### ASSIGNMENT
Please work out how many lines include the word "description" in the entries, and reply with only the count.

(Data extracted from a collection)
======
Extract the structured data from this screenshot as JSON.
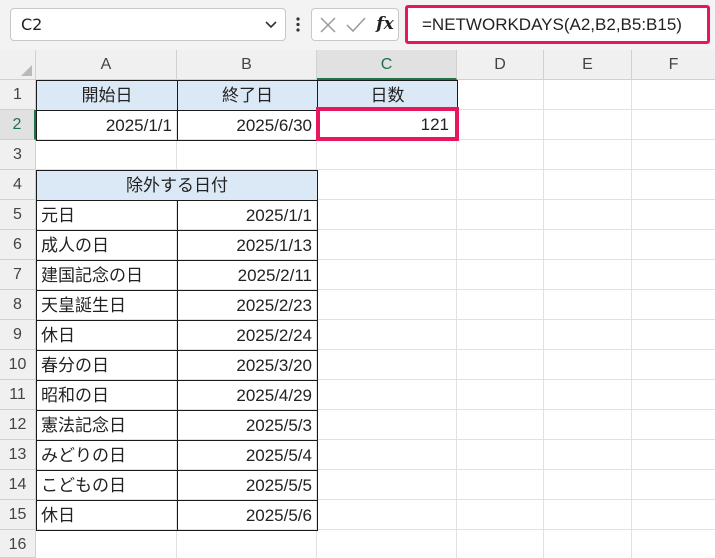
{
  "formula_bar": {
    "name_box": "C2",
    "formula": "=NETWORKDAYS(A2,B2,B5:B15)",
    "fx_label": "fx"
  },
  "columns": [
    "A",
    "B",
    "C",
    "D",
    "E",
    "F"
  ],
  "rows": [
    "1",
    "2",
    "3",
    "4",
    "5",
    "6",
    "7",
    "8",
    "9",
    "10",
    "11",
    "12",
    "13",
    "14",
    "15",
    "16"
  ],
  "header_row": {
    "start": "開始日",
    "end": "終了日",
    "days": "日数"
  },
  "data_row": {
    "start": "2025/1/1",
    "end": "2025/6/30",
    "days": "121"
  },
  "holidays": {
    "title": "除外する日付",
    "items": [
      {
        "name": "元日",
        "date": "2025/1/1"
      },
      {
        "name": "成人の日",
        "date": "2025/1/13"
      },
      {
        "name": "建国記念の日",
        "date": "2025/2/11"
      },
      {
        "name": "天皇誕生日",
        "date": "2025/2/23"
      },
      {
        "name": "休日",
        "date": "2025/2/24"
      },
      {
        "name": "春分の日",
        "date": "2025/3/20"
      },
      {
        "name": "昭和の日",
        "date": "2025/4/29"
      },
      {
        "name": "憲法記念日",
        "date": "2025/5/3"
      },
      {
        "name": "みどりの日",
        "date": "2025/5/4"
      },
      {
        "name": "こどもの日",
        "date": "2025/5/5"
      },
      {
        "name": "休日",
        "date": "2025/5/6"
      }
    ]
  },
  "colors": {
    "highlight": "#e8175d",
    "header_fill": "#dbe8f5",
    "active_header": "#217346"
  }
}
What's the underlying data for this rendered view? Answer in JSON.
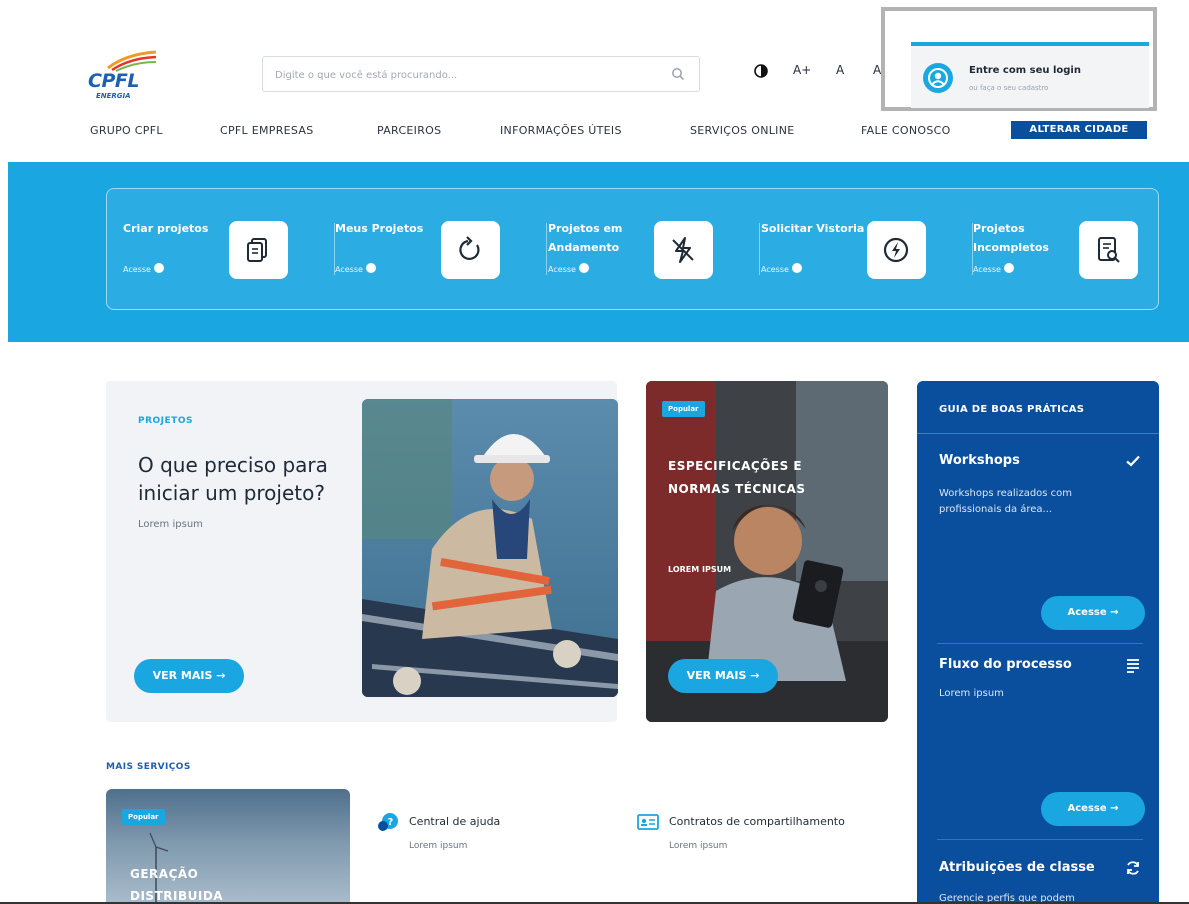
{
  "header": {
    "logo_text": "CPFL",
    "logo_sub": "ENERGIA",
    "search_placeholder": "Digite o que você está procurando...",
    "a11y": {
      "a_plus": "A+",
      "a": "A",
      "a_minus": "A-"
    },
    "login": {
      "title": "Entre com seu login",
      "subtitle": "ou faça o seu cadastro"
    }
  },
  "nav": {
    "items": [
      "GRUPO CPFL",
      "CPFL EMPRESAS",
      "PARCEIROS",
      "INFORMAÇÕES ÚTEIS",
      "SERVIÇOS ONLINE",
      "FALE CONOSCO"
    ],
    "cta": "ALTERAR CIDADE"
  },
  "actions": [
    {
      "label": "Criar projetos",
      "link": "Acesse",
      "icon": "documents-icon"
    },
    {
      "label": "Meus Projetos",
      "link": "Acesse",
      "icon": "refresh-icon"
    },
    {
      "label": "Projetos em Andamento",
      "link": "Acesse",
      "icon": "bolt-off-icon"
    },
    {
      "label": "Solicitar Vistoria",
      "link": "Acesse",
      "icon": "bolt-circle-icon"
    },
    {
      "label": "Projetos Incompletos",
      "link": "Acesse",
      "icon": "document-search-icon"
    }
  ],
  "projects": {
    "tag": "PROJETOS",
    "title": "O que preciso para iniciar um projeto?",
    "desc": "Lorem ipsum",
    "button": "VER MAIS →"
  },
  "specs": {
    "badge": "Popular",
    "title": "ESPECIFICAÇÕES E NORMAS TÉCNICAS",
    "sub": "LOREM IPSUM",
    "button": "VER MAIS →"
  },
  "guide": {
    "heading": "GUIA DE BOAS PRÁTICAS",
    "items": [
      {
        "title": "Workshops",
        "desc": "Workshops realizados com profissionais da área...",
        "button": "Acesse →",
        "icon": "check-icon"
      },
      {
        "title": "Fluxo do processo",
        "desc": "Lorem ipsum",
        "button": "Acesse →",
        "icon": "list-icon"
      },
      {
        "title": "Atribuições de classe",
        "desc": "Gerencie perfis que podem",
        "icon": "sync-icon"
      }
    ]
  },
  "more": {
    "heading": "MAIS SERVIÇOS",
    "card": {
      "badge": "Popular",
      "title": "GERAÇÃO DISTRIBUIDA"
    },
    "services": [
      {
        "title": "Central de ajuda",
        "desc": "Lorem ipsum",
        "icon": "help-chat-icon"
      },
      {
        "title": "Contratos de compartilhamento",
        "desc": "Lorem ipsum",
        "icon": "contract-card-icon"
      }
    ]
  },
  "colors": {
    "primary": "#1aa6e1",
    "navy": "#0a4f9e",
    "logo": "#1d5fb0"
  }
}
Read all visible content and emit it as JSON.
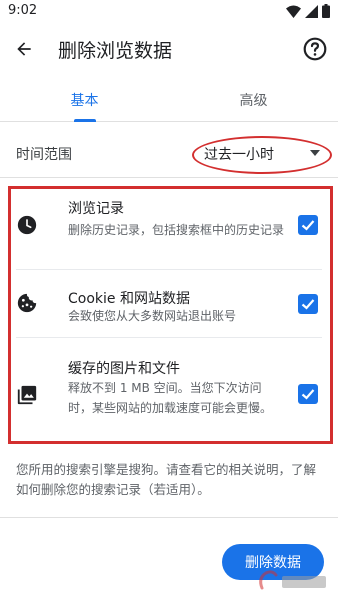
{
  "status_bar": {
    "time": "9:02",
    "icons": [
      "wifi-icon",
      "signal-icon",
      "battery-icon"
    ]
  },
  "app_bar": {
    "title": "删除浏览数据",
    "back_icon": "arrow-back-icon",
    "help_icon": "help-circle-icon"
  },
  "tabs": [
    {
      "label": "基本",
      "selected": true
    },
    {
      "label": "高级",
      "selected": false
    }
  ],
  "time_range": {
    "label": "时间范围",
    "value": "过去一小时"
  },
  "options": [
    {
      "icon": "clock-icon",
      "title": "浏览记录",
      "description": "删除历史记录，包括搜索框中的历史记录",
      "checked": true
    },
    {
      "icon": "cookie-icon",
      "title": "Cookie 和网站数据",
      "description": "会致使您从大多数网站退出账号",
      "checked": true
    },
    {
      "icon": "image-icon",
      "title": "缓存的图片和文件",
      "description": "释放不到 1 MB 空间。当您下次访问时，某些网站的加载速度可能会更慢。",
      "checked": true
    }
  ],
  "search_note": "您所用的搜索引擎是搜狗。请查看它的相关说明，了解如何删除您的搜索记录（若适用）。",
  "clear_button": {
    "label": "删除数据"
  },
  "colors": {
    "accent": "#1a73e8",
    "annotation": "#d32f2f",
    "text_primary": "#202124",
    "text_secondary": "#5f6368"
  }
}
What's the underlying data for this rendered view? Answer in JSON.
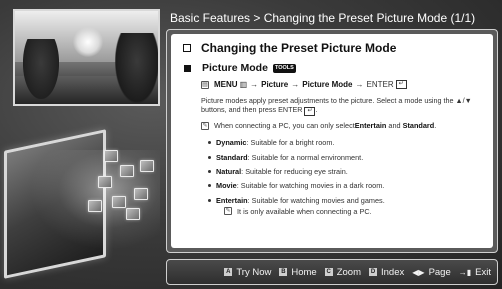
{
  "header": {
    "title": "Basic Features > Changing the Preset Picture Mode (1/1)"
  },
  "content": {
    "heading": "Changing the Preset Picture Mode",
    "subheading": "Picture Mode",
    "tools_badge": "TOOLS",
    "menu_path": {
      "menu": "MENU",
      "arrow1": "→",
      "picture": "Picture",
      "arrow2": "→",
      "picture_mode": "Picture Mode",
      "arrow3": "→",
      "enter": "ENTER"
    },
    "description": "Picture modes apply preset adjustments to the picture. Select a mode using the ▲/▼ buttons, and then press ENTER",
    "note": {
      "prefix": "When connecting a PC, you can only select ",
      "entertain": "Entertain",
      "and": " and ",
      "standard": "Standard",
      "suffix": "."
    },
    "modes": [
      {
        "name": "Dynamic",
        "desc": ": Suitable for a bright room."
      },
      {
        "name": "Standard",
        "desc": ": Suitable for a normal environment."
      },
      {
        "name": "Natural",
        "desc": ": Suitable for reducing eye strain."
      },
      {
        "name": "Movie",
        "desc": ": Suitable for watching movies in a dark room."
      },
      {
        "name": "Entertain",
        "desc": ": Suitable for watching movies and games."
      }
    ],
    "subnote": "It is only available when connecting a PC."
  },
  "bottom_bar": {
    "try_now": {
      "key": "A",
      "label": "Try Now"
    },
    "home": {
      "key": "B",
      "label": "Home"
    },
    "zoom": {
      "key": "C",
      "label": "Zoom"
    },
    "index": {
      "key": "D",
      "label": "Index"
    },
    "page": {
      "key": "◀▶",
      "label": "Page"
    },
    "exit": {
      "key": "→▮",
      "label": "Exit"
    }
  },
  "colors": {
    "background": "#3b3b3b",
    "panel_border": "#d0d0d0",
    "text_dark": "#111111"
  }
}
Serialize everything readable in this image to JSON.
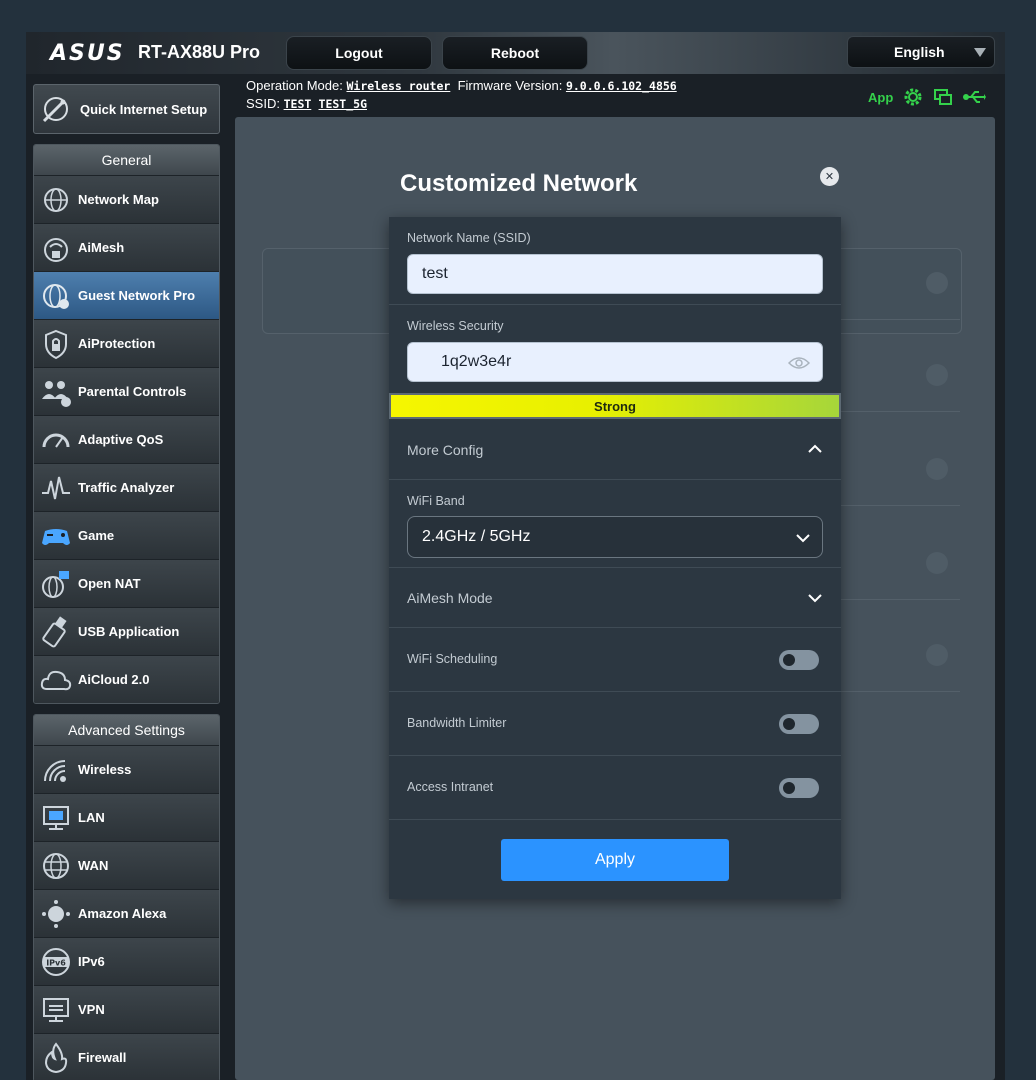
{
  "header": {
    "brand": "ASUS",
    "model": "RT-AX88U Pro",
    "logout_label": "Logout",
    "reboot_label": "Reboot",
    "language": "English"
  },
  "info": {
    "operation_mode_label": "Operation Mode:",
    "operation_mode_value": "Wireless router",
    "firmware_label": "Firmware Version:",
    "firmware_value": "9.0.0.6.102_4856",
    "ssid_label": "SSID:",
    "ssid_values": [
      "TEST",
      "TEST_5G"
    ],
    "app_label": "App"
  },
  "sidebar": {
    "qis_label": "Quick Internet Setup",
    "general_title": "General",
    "general_items": [
      {
        "label": "Network Map",
        "icon": "globe-icon"
      },
      {
        "label": "AiMesh",
        "icon": "aimesh-icon"
      },
      {
        "label": "Guest Network Pro",
        "icon": "guest-network-icon",
        "active": true
      },
      {
        "label": "AiProtection",
        "icon": "shield-lock-icon"
      },
      {
        "label": "Parental Controls",
        "icon": "family-icon"
      },
      {
        "label": "Adaptive QoS",
        "icon": "gauge-icon"
      },
      {
        "label": "Traffic Analyzer",
        "icon": "pulse-icon"
      },
      {
        "label": "Game",
        "icon": "gamepad-icon"
      },
      {
        "label": "Open NAT",
        "icon": "open-nat-icon"
      },
      {
        "label": "USB Application",
        "icon": "usb-stick-icon"
      },
      {
        "label": "AiCloud 2.0",
        "icon": "cloud-icon"
      }
    ],
    "advanced_title": "Advanced Settings",
    "advanced_items": [
      {
        "label": "Wireless",
        "icon": "wifi-icon"
      },
      {
        "label": "LAN",
        "icon": "lan-monitor-icon"
      },
      {
        "label": "WAN",
        "icon": "wan-globe-icon"
      },
      {
        "label": "Amazon Alexa",
        "icon": "alexa-icon"
      },
      {
        "label": "IPv6",
        "icon": "ipv6-icon"
      },
      {
        "label": "VPN",
        "icon": "vpn-monitor-icon"
      },
      {
        "label": "Firewall",
        "icon": "fire-icon"
      }
    ]
  },
  "modal": {
    "title": "Customized Network",
    "ssid_label": "Network Name (SSID)",
    "ssid_value": "test",
    "security_label": "Wireless Security",
    "password_value": "1q2w3e4r",
    "strength": "Strong",
    "more_config_label": "More Config",
    "wifi_band_label": "WiFi Band",
    "wifi_band_value": "2.4GHz / 5GHz",
    "aimesh_mode_label": "AiMesh Mode",
    "wifi_scheduling_label": "WiFi Scheduling",
    "bandwidth_limiter_label": "Bandwidth Limiter",
    "access_intranet_label": "Access Intranet",
    "apply_label": "Apply"
  },
  "colors": {
    "accent_blue": "#2b93ff",
    "active_menu": "#3d6c9c",
    "status_green": "#34d14b",
    "strength_yellow": "#f6f600"
  }
}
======
### WRITTEN RESPONSE
4